JTA CEO Nat Ford said those allegations are taken seriously.
“It was 1 percent, a very small percentage, but we treat it as if it’s a major failure, or fault in terms of our operation. We did not expect that type of behavior to occur,” he said.
Ford told council members JTA has increased security and made it harder for drivers to fudge the numbers. Still, as customers keep complaining of late pickups and drop-offs, Ford said it’s hard to keep up with demand as drivers are poached by other companies that pay more, like Amazon or UPS.
“Almost for a year now, we have seen and had a challenge hiring drivers to operate our Connexion service as well as our big bus, our fixed route bus service, why? Because the economy has turned in the right direction,” he said.
Ford said MV Transportation’s pay just isn’t competitive at around $9 an hour. He said he’s working on raising driver pay and aggressively trying to recruit more employees.
JTA is also testing a small group of taxi cabs to help provide rides to people who have less mobility issues and don’t require transport of a wheelchair or scooter.

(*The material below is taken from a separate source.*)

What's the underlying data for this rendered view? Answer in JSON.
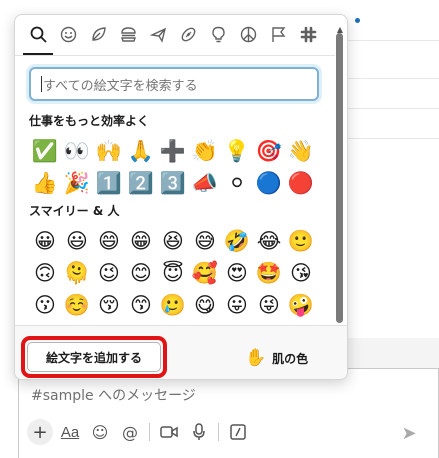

Currently, the contracted taxi service is only used for around 2 percent of rides, according to JTA, though authority representatives would like to see that program expanded.
Right now around 70 percent of Connexion customers don’t use wheelchairs.